Student - May 28, 2011

VHL students say cheese to being third in tasting contest

Students of Van Hall Larenstein came in third in the European Dairy Sensorial Contest, an international dairy product tasting contest.

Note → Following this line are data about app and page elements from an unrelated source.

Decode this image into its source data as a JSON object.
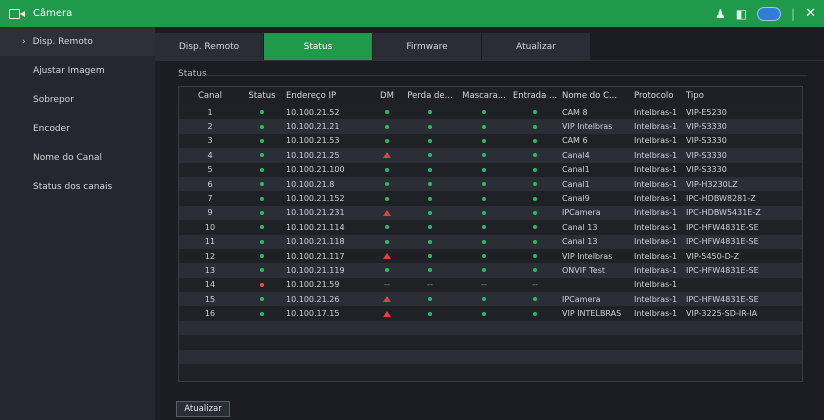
{
  "titlebar": {
    "title": "Câmera",
    "icons": [
      "camera-icon",
      "user-settings-icon",
      "exit-icon",
      "cloud-icon",
      "close-icon"
    ],
    "accent": "#1f9a4a"
  },
  "sidebar": {
    "items": [
      {
        "label": "Disp. Remoto",
        "active": true
      },
      {
        "label": "Ajustar Imagem"
      },
      {
        "label": "Sobrepor"
      },
      {
        "label": "Encoder"
      },
      {
        "label": "Nome do Canal"
      },
      {
        "label": "Status dos canais"
      }
    ]
  },
  "tabs": [
    {
      "label": "Disp. Remoto"
    },
    {
      "label": "Status",
      "active": true
    },
    {
      "label": "Firmware"
    },
    {
      "label": "Atualizar"
    }
  ],
  "section": {
    "label": "Status"
  },
  "table": {
    "headers": [
      "Canal",
      "Status",
      "Endereço IP",
      "DM",
      "Perda de...",
      "Mascara...",
      "Entrada ...",
      "Nome do C...",
      "Protocolo",
      "Tipo"
    ],
    "rows": [
      {
        "canal": "1",
        "status": "ok",
        "ip": "10.100.21.52",
        "dm": "ok",
        "perda": "ok",
        "mascara": "ok",
        "entrada": "ok",
        "nome": "CAM 8",
        "protocolo": "Intelbras-1",
        "tipo": "VIP-E5230"
      },
      {
        "canal": "2",
        "status": "ok",
        "ip": "10.100.21.21",
        "dm": "ok",
        "perda": "ok",
        "mascara": "ok",
        "entrada": "ok",
        "nome": "VIP Intelbras",
        "protocolo": "Intelbras-1",
        "tipo": "VIP-S3330"
      },
      {
        "canal": "3",
        "status": "ok",
        "ip": "10.100.21.53",
        "dm": "ok",
        "perda": "ok",
        "mascara": "ok",
        "entrada": "ok",
        "nome": "CAM 6",
        "protocolo": "Intelbras-1",
        "tipo": "VIP-S3330"
      },
      {
        "canal": "4",
        "status": "ok",
        "ip": "10.100.21.25",
        "dm": "alert",
        "perda": "ok",
        "mascara": "ok",
        "entrada": "ok",
        "nome": "Canal4",
        "protocolo": "Intelbras-1",
        "tipo": "VIP-S3330"
      },
      {
        "canal": "5",
        "status": "ok",
        "ip": "10.100.21.100",
        "dm": "ok",
        "perda": "ok",
        "mascara": "ok",
        "entrada": "ok",
        "nome": "Canal1",
        "protocolo": "Intelbras-1",
        "tipo": "VIP-S3330"
      },
      {
        "canal": "6",
        "status": "ok",
        "ip": "10.100.21.8",
        "dm": "ok",
        "perda": "ok",
        "mascara": "ok",
        "entrada": "ok",
        "nome": "Canal1",
        "protocolo": "Intelbras-1",
        "tipo": "VIP-H3230LZ"
      },
      {
        "canal": "7",
        "status": "ok",
        "ip": "10.100.21.152",
        "dm": "ok",
        "perda": "ok",
        "mascara": "ok",
        "entrada": "ok",
        "nome": "Canal9",
        "protocolo": "Intelbras-1",
        "tipo": "IPC-HDBW8281-Z"
      },
      {
        "canal": "9",
        "status": "ok",
        "ip": "10.100.21.231",
        "dm": "alert",
        "perda": "ok",
        "mascara": "ok",
        "entrada": "ok",
        "nome": "IPCamera",
        "protocolo": "Intelbras-1",
        "tipo": "IPC-HDBW5431E-Z"
      },
      {
        "canal": "10",
        "status": "ok",
        "ip": "10.100.21.114",
        "dm": "ok",
        "perda": "ok",
        "mascara": "ok",
        "entrada": "ok",
        "nome": "Canal 13",
        "protocolo": "Intelbras-1",
        "tipo": "IPC-HFW4831E-SE"
      },
      {
        "canal": "11",
        "status": "ok",
        "ip": "10.100.21.118",
        "dm": "ok",
        "perda": "ok",
        "mascara": "ok",
        "entrada": "ok",
        "nome": "Canal 13",
        "protocolo": "Intelbras-1",
        "tipo": "IPC-HFW4831E-SE"
      },
      {
        "canal": "12",
        "status": "ok",
        "ip": "10.100.21.117",
        "dm": "alert",
        "perda": "ok",
        "mascara": "ok",
        "entrada": "ok",
        "nome": "VIP Intelbras",
        "protocolo": "Intelbras-1",
        "tipo": "VIP-5450-D-Z"
      },
      {
        "canal": "13",
        "status": "ok",
        "ip": "10.100.21.119",
        "dm": "ok",
        "perda": "ok",
        "mascara": "ok",
        "entrada": "ok",
        "nome": "ONVIF Test",
        "protocolo": "Intelbras-1",
        "tipo": "IPC-HFW4831E-SE"
      },
      {
        "canal": "14",
        "status": "offline",
        "ip": "10.100.21.59",
        "dm": "--",
        "perda": "--",
        "mascara": "--",
        "entrada": "--",
        "nome": "",
        "protocolo": "Intelbras-1",
        "tipo": ""
      },
      {
        "canal": "15",
        "status": "ok",
        "ip": "10.100.21.26",
        "dm": "alert",
        "perda": "ok",
        "mascara": "ok",
        "entrada": "ok",
        "nome": "IPCamera",
        "protocolo": "Intelbras-1",
        "tipo": "IPC-HFW4831E-SE"
      },
      {
        "canal": "16",
        "status": "ok",
        "ip": "10.100.17.15",
        "dm": "alert",
        "perda": "ok",
        "mascara": "ok",
        "entrada": "ok",
        "nome": "VIP INTELBRAS",
        "protocolo": "Intelbras-1",
        "tipo": "VIP-3225-SD-IR-IA"
      }
    ],
    "empty_rows": 4,
    "status_colors": {
      "ok": "#25c060",
      "offline": "#e35150",
      "alert": "#e0433f"
    }
  },
  "footer": {
    "refresh_label": "Atualizar"
  }
}
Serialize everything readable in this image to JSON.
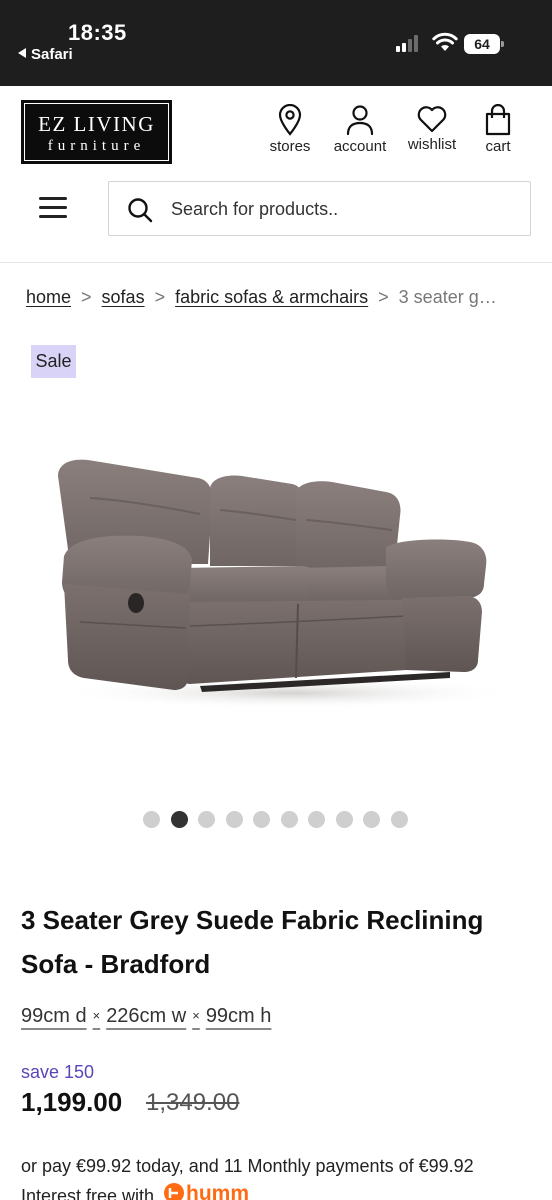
{
  "status_bar": {
    "time": "18:35",
    "back_app": "Safari",
    "battery": "64"
  },
  "header": {
    "logo_line1": "EZ LIVING",
    "logo_line2": "furniture",
    "nav": {
      "stores": "stores",
      "account": "account",
      "wishlist": "wishlist",
      "cart": "cart"
    },
    "search_placeholder": "Search for products.."
  },
  "breadcrumb": {
    "items": [
      "home",
      "sofas",
      "fabric sofas & armchairs"
    ],
    "current": "3 seater g…",
    "separator": ">"
  },
  "product": {
    "badge": "Sale",
    "image_icon": "sofa-image",
    "carousel": {
      "total": 10,
      "active_index": 1
    },
    "title": "3 Seater Grey Suede Fabric Reclining Sofa - Bradford",
    "dimensions": {
      "d": "99cm d",
      "w": "226cm w",
      "h": "99cm h",
      "sep": "×"
    },
    "save": "save 150",
    "price": "1,199.00",
    "was_price": "1,349.00",
    "finance_line1": "or pay €99.92 today, and 11 Monthly payments of €99.92",
    "finance_line2": "Interest free with",
    "finance_brand": "humm"
  },
  "colors": {
    "status_bar_bg": "#1e1e1e",
    "sale_badge_bg": "#d9d3f7",
    "save_text": "#5b45b8",
    "humm_orange": "#ff6a13"
  }
}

Bread-and-butter issues with cheese and milk
Walking into the academic canteen of VHL on 20 May, you would have seen tens of students focussed on tasting cheese, butter and milk. Every bite or gulp was followed by chewing on a piece of apple or biscuit to neutralize the taste. It was so quiet that you could even hear a piece of cheese being picked up.
This university of applied sciences hosted the contest for the first time this year. It was organized by Europel, the European federation for dairy products. A total of 57 students of dairy and food technology from France, Spain, Finland, Romania and the Netherlands took part. They graded milk, butter and three types of cheese (fresh goat cheese, Gouda cheese and Maasdammer cheese) on thirty attributes, such as creaminess, saltiness and sweetness. They had to judge five variations of each product.
A day before the competition, five professional taste panellists had tasted the products. Those who came closest to the professionals would win the contest.
Rancid
To make it more challenging for the students, a lot of experimenting had been done with the milk. Theo Bijlsma, lecturer of dairy processing in AOC Friesland: 'One sample, for example, had been sterilized for a long time, and as a result, it tasted as if it had been boiled.' One of the students picked that out: 'That milk I've just tasted was so rancid that it seemed to have been in the oven for a very long time.'
The French teams in particular were highly motivated. 'There is a lot of competition among different cities in France', says Jappie de Jong, chairman of the contest organizing team and a lecturer in meat and dairy technology. 'Months beforehand, they phoned me to ask which products would be on the programme so that the students could practise tasting.' The lecturer of Barry Sprenkeling from Alkmaar also introduced challenges for her students when they were practising for the contest. She added copper taste to cheese and placed a piece of cheese in a lump of silage.
The French students' strategy eventually turned out to be extremely successful; the student Marylene Gervais from Aurillac was the overall winner and the Aurillac team came out tops in the entire contest. The team from the Van Hall Larenstein University of Applied Sciences came in third.

Re:act